Requirement.
Please return every record exactly as it appears.

Task material.
———
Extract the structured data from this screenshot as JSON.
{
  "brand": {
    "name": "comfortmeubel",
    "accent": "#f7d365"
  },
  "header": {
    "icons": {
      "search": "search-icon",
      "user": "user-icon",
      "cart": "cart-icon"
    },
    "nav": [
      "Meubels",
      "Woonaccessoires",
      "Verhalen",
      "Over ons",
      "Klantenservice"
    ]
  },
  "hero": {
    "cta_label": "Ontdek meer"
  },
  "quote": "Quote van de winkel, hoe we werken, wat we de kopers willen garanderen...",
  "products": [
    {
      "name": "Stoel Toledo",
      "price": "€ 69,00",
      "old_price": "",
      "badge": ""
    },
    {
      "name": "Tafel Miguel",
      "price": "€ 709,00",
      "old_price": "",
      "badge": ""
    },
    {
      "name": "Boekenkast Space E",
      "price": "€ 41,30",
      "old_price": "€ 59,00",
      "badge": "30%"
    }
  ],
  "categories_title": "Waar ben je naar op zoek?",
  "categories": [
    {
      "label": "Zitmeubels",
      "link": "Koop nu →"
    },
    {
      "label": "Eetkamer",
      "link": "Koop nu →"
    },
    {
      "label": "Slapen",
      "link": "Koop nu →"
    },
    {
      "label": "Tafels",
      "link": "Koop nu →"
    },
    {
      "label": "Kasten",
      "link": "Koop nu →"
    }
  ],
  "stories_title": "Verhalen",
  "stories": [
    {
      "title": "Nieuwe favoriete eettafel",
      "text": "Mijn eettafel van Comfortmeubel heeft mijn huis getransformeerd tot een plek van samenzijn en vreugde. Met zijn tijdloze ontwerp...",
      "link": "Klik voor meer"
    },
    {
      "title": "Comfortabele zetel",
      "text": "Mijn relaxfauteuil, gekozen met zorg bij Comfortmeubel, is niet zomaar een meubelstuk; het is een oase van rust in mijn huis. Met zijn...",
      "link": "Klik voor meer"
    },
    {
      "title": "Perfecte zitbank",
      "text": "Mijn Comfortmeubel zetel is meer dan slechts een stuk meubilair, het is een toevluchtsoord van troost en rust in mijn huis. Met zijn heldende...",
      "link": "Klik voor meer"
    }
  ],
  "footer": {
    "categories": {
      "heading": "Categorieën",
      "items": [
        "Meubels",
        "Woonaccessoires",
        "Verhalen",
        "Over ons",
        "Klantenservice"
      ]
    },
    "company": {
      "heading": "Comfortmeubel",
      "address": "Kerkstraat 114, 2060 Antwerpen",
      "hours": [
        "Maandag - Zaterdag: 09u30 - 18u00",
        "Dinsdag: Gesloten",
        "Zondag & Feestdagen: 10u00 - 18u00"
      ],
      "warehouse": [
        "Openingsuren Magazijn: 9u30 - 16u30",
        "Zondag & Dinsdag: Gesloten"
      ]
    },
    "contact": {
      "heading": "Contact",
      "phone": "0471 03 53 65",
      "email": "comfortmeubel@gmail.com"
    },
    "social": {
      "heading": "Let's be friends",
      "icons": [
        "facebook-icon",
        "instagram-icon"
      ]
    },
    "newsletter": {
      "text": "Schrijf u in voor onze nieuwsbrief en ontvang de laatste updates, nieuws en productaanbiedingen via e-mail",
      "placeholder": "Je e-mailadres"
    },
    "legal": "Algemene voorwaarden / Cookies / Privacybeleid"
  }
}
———
Task output.
Extract the structured data from this screenshot as JSON.
{
  "brand": {
    "name": "comfortmeubel",
    "accent": "#f7d365"
  },
  "header": {
    "icons": {
      "search": "search-icon",
      "user": "user-icon",
      "cart": "cart-icon"
    },
    "nav": [
      "Meubels",
      "Woonaccessoires",
      "Verhalen",
      "Over ons",
      "Klantenservice"
    ]
  },
  "hero": {
    "cta_label": "Ontdek meer"
  },
  "quote": "Quote van de winkel, hoe we werken, wat we de kopers willen garanderen...",
  "products": [
    {
      "name": "Stoel Toledo",
      "price": "€ 69,00",
      "old_price": "",
      "badge": ""
    },
    {
      "name": "Tafel Miguel",
      "price": "€ 709,00",
      "old_price": "",
      "badge": ""
    },
    {
      "name": "Boekenkast Space E",
      "price": "€ 41,30",
      "old_price": "€ 59,00",
      "badge": "30%"
    }
  ],
  "categories_title": "Waar ben je naar op zoek?",
  "categories": [
    {
      "label": "Zitmeubels",
      "link": "Koop nu →"
    },
    {
      "label": "Eetkamer",
      "link": "Koop nu →"
    },
    {
      "label": "Slapen",
      "link": "Koop nu →"
    },
    {
      "label": "Tafels",
      "link": "Koop nu →"
    },
    {
      "label": "Kasten",
      "link": "Koop nu →"
    }
  ],
  "stories_title": "Verhalen",
  "stories": [
    {
      "title": "Nieuwe favoriete eettafel",
      "text": "Mijn eettafel van Comfortmeubel heeft mijn huis getransformeerd tot een plek van samenzijn en vreugde. Met zijn tijdloze ontwerp...",
      "link": "Klik voor meer"
    },
    {
      "title": "Comfortabele zetel",
      "text": "Mijn relaxfauteuil, gekozen met zorg bij Comfortmeubel, is niet zomaar een meubelstuk; het is een oase van rust in mijn huis. Met zijn...",
      "link": "Klik voor meer"
    },
    {
      "title": "Perfecte zitbank",
      "text": "Mijn Comfortmeubel zetel is meer dan slechts een stuk meubilair, het is een toevluchtsoord van troost en rust in mijn huis. Met zijn heldende...",
      "link": "Klik voor meer"
    }
  ],
  "footer": {
    "categories": {
      "heading": "Categorieën",
      "items": [
        "Meubels",
        "Woonaccessoires",
        "Verhalen",
        "Over ons",
        "Klantenservice"
      ]
    },
    "company": {
      "heading": "Comfortmeubel",
      "address": "Kerkstraat 114, 2060 Antwerpen",
      "hours": [
        "Maandag - Zaterdag: 09u30 - 18u00",
        "Dinsdag: Gesloten",
        "Zondag & Feestdagen: 10u00 - 18u00"
      ],
      "warehouse": [
        "Openingsuren Magazijn: 9u30 - 16u30",
        "Zondag & Dinsdag: Gesloten"
      ]
    },
    "contact": {
      "heading": "Contact",
      "phone": "0471 03 53 65",
      "email": "comfortmeubel@gmail.com"
    },
    "social": {
      "heading": "Let's be friends",
      "icons": [
        "facebook-icon",
        "instagram-icon"
      ]
    },
    "newsletter": {
      "text": "Schrijf u in voor onze nieuwsbrief en ontvang de laatste updates, nieuws en productaanbiedingen via e-mail",
      "placeholder": "Je e-mailadres"
    },
    "legal": "Algemene voorwaarden / Cookies / Privacybeleid"
  }
}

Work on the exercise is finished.